Nikita Samochwal is a business administration student who chose to experience his second Erasmus in a city with the same name as the one he studies in back in Germany – Marburg! He also studied in Poland. So, what does this tried and tested Erasmus student miss most here? Well, apart from his family and friends, apparently, his car. His music choice was a song titled GottSeiDank by Trettmann feat. Bonez MC and Raf Camora.
Bojana Jovanovska decided to study in Slovenia since it had a good reputation for study choices and study quality in Macedonia. She only needed a month or so to learn Slovenian, due to the similarities between Macedonian and Slovenian. Her music choice was a song from the Macedonian group Foltin, titiled Milice.
Esen Gül Dik is an Erasmus student from Turkey. Before coming to Maribor she didn’t know where exactly Slovenia was, nor what life here is like. Although all her classmates opted for the Erasmus experience in Poland, she wanted to try something different. After almost two months here, she says she is pleased with her choice and was positively surprised by the relaxed lifestyle, the kindness of people and the greenness of Slovenia, despite expecting the prices to be somewhat lower. Her music choice was a song from the Turkish rock band Duman, titiled Herşeyi Yak.
Dragana Dodik comes from Bosnia and Herzegovina. She decided to study in Slovenia as a regular student. After finishing her Bachelors of Media Communications, she is this year started her Masters studies in the same field. She thinks the study quality between Slovenia and Bosnia and Herzegovina doesn't differ that much and that it's up to each student to benefit as much as possible from faculty classes.
Pedro Nuno Ramoš comes from a small town in Portugal, who decided not just to study, but also work in Ljubljana. Believe it or not, one of the steriotypes he heard about Slovenians is, that they're agressive drivers. He says it wasn't hard to get used to Slovenia, since the people are not so different from the Portugese. He did, however, note that Slovenians respect rules more than in Portugal, especially when it comes to crossing the street.
Meet Na Pan. She's is a literary theory student from China that's been in Slovenia for almost 10 months. She doesn't consider herself the stereotypical Erasmus student, since she spends a good amount of her time on studies.

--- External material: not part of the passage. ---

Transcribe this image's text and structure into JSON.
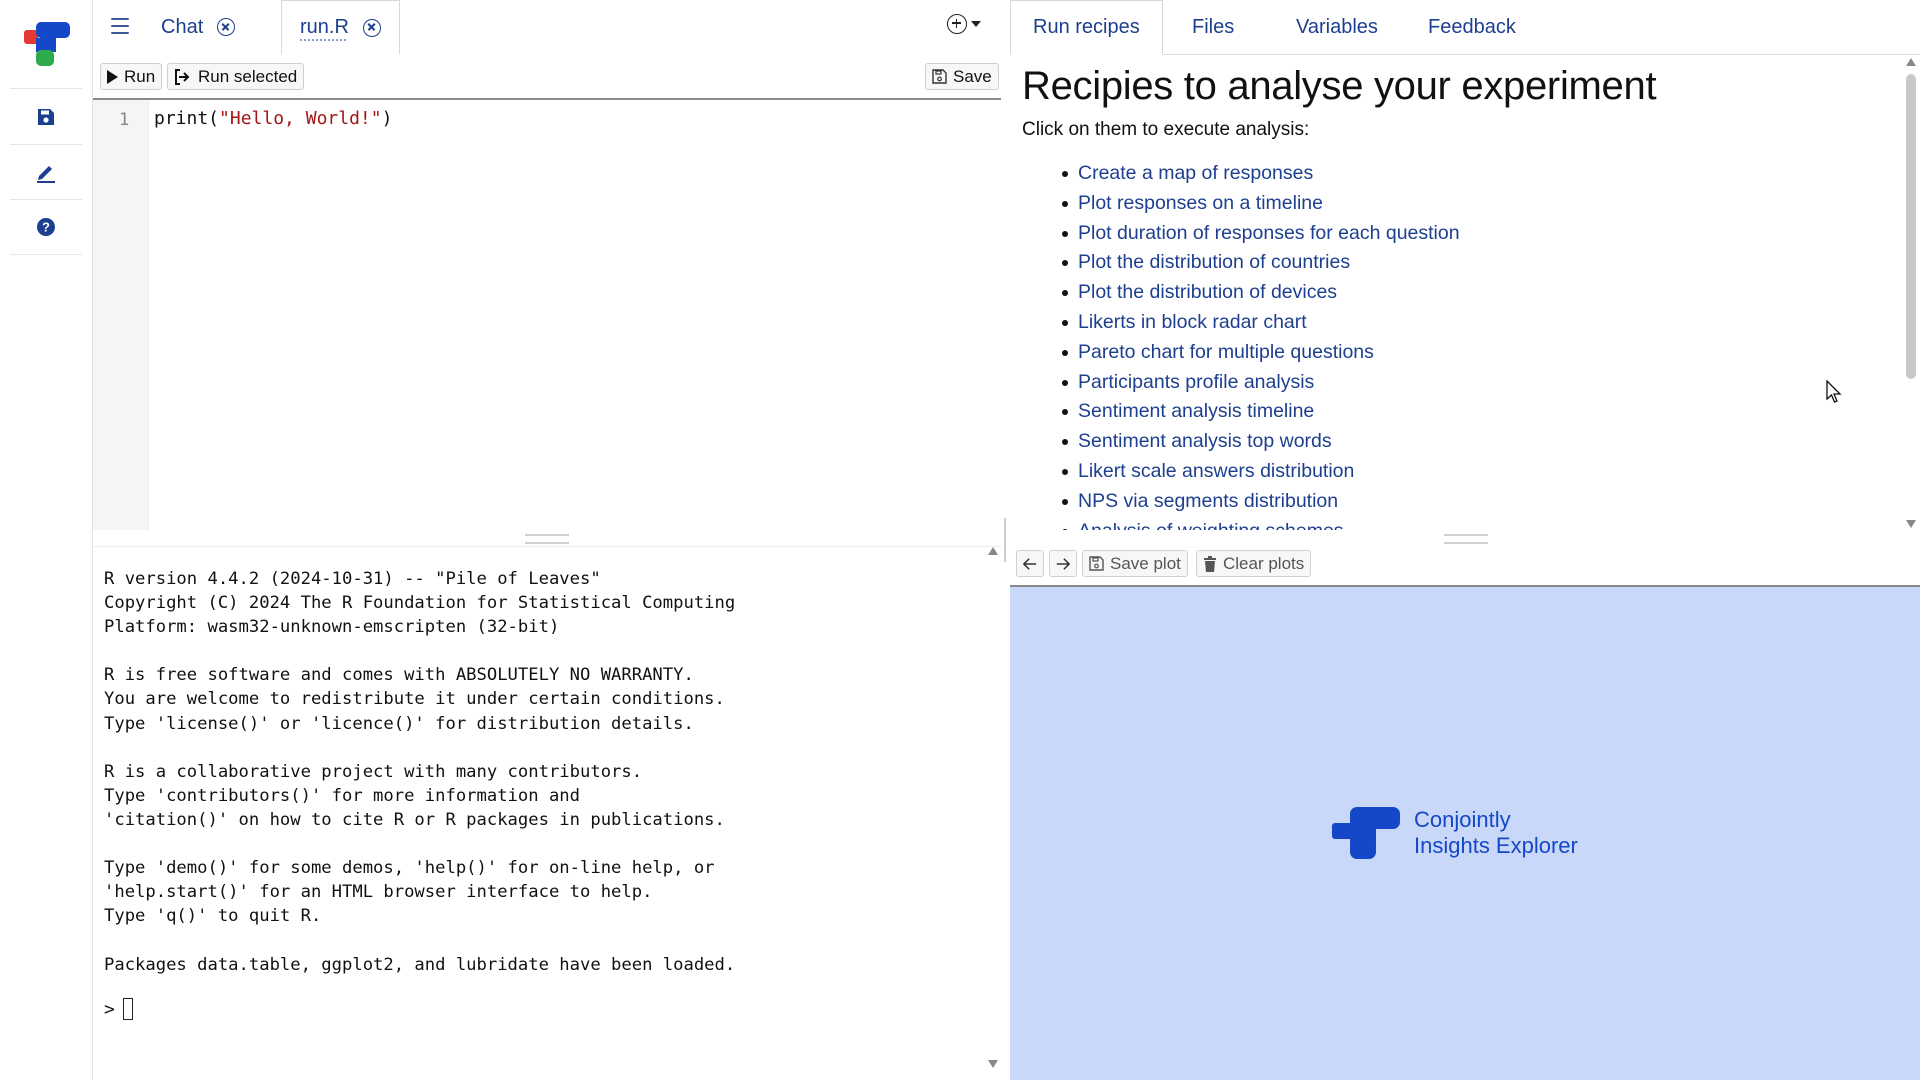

Na Pan says the study program in Slovenia is less strict than in China, but that that doesn't mean the quality is any lower, it just means that she is allowed more creative freedom.
Paul is an Englishman who came to Slovenia for love, but decided to stay and is now a student in Ljubljana.
We take a peek into the lives of foreign students living in Slovenia. Did they come to party, study or just shake up their everyday lives? What makes these young people tick and what do they think about the country they've come to? Listen to the challenges they face and what they miss from home. Has this experience changed them? Are they considering staying here? Every Monday at 11:25 only on Radio Si. Do you want to share your experience? Just write to email@example.com and maybe you are our next guest.
We take a peek into the lives of foreign students living in Slovenia. Did they come to party, study or just shake up their everyday lives? What makes these young people tick and what do they think about the country they've come to? Listen to the challenges they face and what they miss from home. Has this experience changed them? Are they considering staying here? Every Monday at 11:25 only on Radio Si. Do you want to share your experience? Just write to firstname.lastname@example.org and maybe you are our next guest.